> Exercise directions: Please restate each entry that follows word for word.

> Web page and app entries:
'''

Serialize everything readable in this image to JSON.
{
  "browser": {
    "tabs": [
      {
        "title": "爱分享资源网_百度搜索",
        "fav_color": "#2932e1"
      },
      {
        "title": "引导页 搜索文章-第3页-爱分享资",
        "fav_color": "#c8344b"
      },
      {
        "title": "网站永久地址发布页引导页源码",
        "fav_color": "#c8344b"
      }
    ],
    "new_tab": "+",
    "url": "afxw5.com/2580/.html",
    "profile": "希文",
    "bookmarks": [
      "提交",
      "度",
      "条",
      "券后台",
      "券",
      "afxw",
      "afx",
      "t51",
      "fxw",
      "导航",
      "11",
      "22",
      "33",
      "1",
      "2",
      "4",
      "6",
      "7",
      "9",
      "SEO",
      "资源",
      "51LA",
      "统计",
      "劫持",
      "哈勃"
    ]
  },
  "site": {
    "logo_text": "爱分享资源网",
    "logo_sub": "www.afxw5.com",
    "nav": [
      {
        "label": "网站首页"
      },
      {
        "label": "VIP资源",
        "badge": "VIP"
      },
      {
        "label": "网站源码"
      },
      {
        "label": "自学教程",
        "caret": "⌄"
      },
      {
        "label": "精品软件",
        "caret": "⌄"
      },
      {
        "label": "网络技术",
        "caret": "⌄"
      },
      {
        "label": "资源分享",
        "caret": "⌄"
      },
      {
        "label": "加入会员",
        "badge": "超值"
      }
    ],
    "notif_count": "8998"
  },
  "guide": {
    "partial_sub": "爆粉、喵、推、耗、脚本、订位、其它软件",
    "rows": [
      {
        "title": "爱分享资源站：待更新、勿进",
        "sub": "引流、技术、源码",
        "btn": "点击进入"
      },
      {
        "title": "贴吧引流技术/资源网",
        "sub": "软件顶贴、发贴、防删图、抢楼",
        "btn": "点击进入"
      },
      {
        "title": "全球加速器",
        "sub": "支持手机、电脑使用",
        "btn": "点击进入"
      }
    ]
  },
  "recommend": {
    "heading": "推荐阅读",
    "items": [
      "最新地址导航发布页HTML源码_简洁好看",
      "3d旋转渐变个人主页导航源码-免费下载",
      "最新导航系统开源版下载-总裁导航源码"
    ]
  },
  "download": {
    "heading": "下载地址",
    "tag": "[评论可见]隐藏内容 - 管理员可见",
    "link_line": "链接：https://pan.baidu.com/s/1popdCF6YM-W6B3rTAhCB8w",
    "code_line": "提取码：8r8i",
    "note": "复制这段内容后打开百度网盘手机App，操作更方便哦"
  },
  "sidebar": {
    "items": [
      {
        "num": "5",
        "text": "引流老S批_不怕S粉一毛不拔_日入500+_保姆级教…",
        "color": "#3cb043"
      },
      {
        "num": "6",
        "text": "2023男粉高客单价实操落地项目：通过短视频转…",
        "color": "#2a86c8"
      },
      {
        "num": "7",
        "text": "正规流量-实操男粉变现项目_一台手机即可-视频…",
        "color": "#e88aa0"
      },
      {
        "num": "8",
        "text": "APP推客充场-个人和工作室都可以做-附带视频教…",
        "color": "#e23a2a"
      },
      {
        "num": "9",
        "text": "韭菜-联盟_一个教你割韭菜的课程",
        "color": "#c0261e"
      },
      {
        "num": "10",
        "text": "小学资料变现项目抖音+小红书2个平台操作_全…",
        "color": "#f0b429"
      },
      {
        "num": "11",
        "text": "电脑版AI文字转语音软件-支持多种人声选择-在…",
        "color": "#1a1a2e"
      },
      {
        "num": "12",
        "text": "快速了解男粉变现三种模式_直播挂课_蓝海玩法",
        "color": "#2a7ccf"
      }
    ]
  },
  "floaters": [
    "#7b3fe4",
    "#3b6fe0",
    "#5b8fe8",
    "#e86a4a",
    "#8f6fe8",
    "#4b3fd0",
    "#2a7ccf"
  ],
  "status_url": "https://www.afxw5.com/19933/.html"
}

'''

> Exercise answer:
Serialize everything readable in this image to JSON.
{
  "browser": {
    "tabs": [
      {
        "title": "爱分享资源网_百度搜索",
        "fav_color": "#2932e1"
      },
      {
        "title": "引导页 搜索文章-第3页-爱分享资",
        "fav_color": "#c8344b"
      },
      {
        "title": "网站永久地址发布页引导页源码",
        "fav_color": "#c8344b"
      }
    ],
    "new_tab": "+",
    "url": "afxw5.com/2580/.html",
    "profile": "希文",
    "bookmarks": [
      "提交",
      "度",
      "条",
      "券后台",
      "券",
      "afxw",
      "afx",
      "t51",
      "fxw",
      "导航",
      "11",
      "22",
      "33",
      "1",
      "2",
      "4",
      "6",
      "7",
      "9",
      "SEO",
      "资源",
      "51LA",
      "统计",
      "劫持",
      "哈勃"
    ]
  },
  "site": {
    "logo_text": "爱分享资源网",
    "logo_sub": "www.afxw5.com",
    "nav": [
      {
        "label": "网站首页"
      },
      {
        "label": "VIP资源",
        "badge": "VIP"
      },
      {
        "label": "网站源码"
      },
      {
        "label": "自学教程",
        "caret": "⌄"
      },
      {
        "label": "精品软件",
        "caret": "⌄"
      },
      {
        "label": "网络技术",
        "caret": "⌄"
      },
      {
        "label": "资源分享",
        "caret": "⌄"
      },
      {
        "label": "加入会员",
        "badge": "超值"
      }
    ],
    "notif_count": "8998"
  },
  "guide": {
    "partial_sub": "爆粉、喵、推、耗、脚本、订位、其它软件",
    "rows": [
      {
        "title": "爱分享资源站：待更新、勿进",
        "sub": "引流、技术、源码",
        "btn": "点击进入"
      },
      {
        "title": "贴吧引流技术/资源网",
        "sub": "软件顶贴、发贴、防删图、抢楼",
        "btn": "点击进入"
      },
      {
        "title": "全球加速器",
        "sub": "支持手机、电脑使用",
        "btn": "点击进入"
      }
    ]
  },
  "recommend": {
    "heading": "推荐阅读",
    "items": [
      "最新地址导航发布页HTML源码_简洁好看",
      "3d旋转渐变个人主页导航源码-免费下载",
      "最新导航系统开源版下载-总裁导航源码"
    ]
  },
  "download": {
    "heading": "下载地址",
    "tag": "[评论可见]隐藏内容 - 管理员可见",
    "link_line": "链接：https://pan.baidu.com/s/1popdCF6YM-W6B3rTAhCB8w",
    "code_line": "提取码：8r8i",
    "note": "复制这段内容后打开百度网盘手机App，操作更方便哦"
  },
  "sidebar": {
    "items": [
      {
        "num": "5",
        "text": "引流老S批_不怕S粉一毛不拔_日入500+_保姆级教…",
        "color": "#3cb043"
      },
      {
        "num": "6",
        "text": "2023男粉高客单价实操落地项目：通过短视频转…",
        "color": "#2a86c8"
      },
      {
        "num": "7",
        "text": "正规流量-实操男粉变现项目_一台手机即可-视频…",
        "color": "#e88aa0"
      },
      {
        "num": "8",
        "text": "APP推客充场-个人和工作室都可以做-附带视频教…",
        "color": "#e23a2a"
      },
      {
        "num": "9",
        "text": "韭菜-联盟_一个教你割韭菜的课程",
        "color": "#c0261e"
      },
      {
        "num": "10",
        "text": "小学资料变现项目抖音+小红书2个平台操作_全…",
        "color": "#f0b429"
      },
      {
        "num": "11",
        "text": "电脑版AI文字转语音软件-支持多种人声选择-在…",
        "color": "#1a1a2e"
      },
      {
        "num": "12",
        "text": "快速了解男粉变现三种模式_直播挂课_蓝海玩法",
        "color": "#2a7ccf"
      }
    ]
  },
  "floaters": [
    "#7b3fe4",
    "#3b6fe0",
    "#5b8fe8",
    "#e86a4a",
    "#8f6fe8",
    "#4b3fd0",
    "#2a7ccf"
  ],
  "status_url": "https://www.afxw5.com/19933/.html"
}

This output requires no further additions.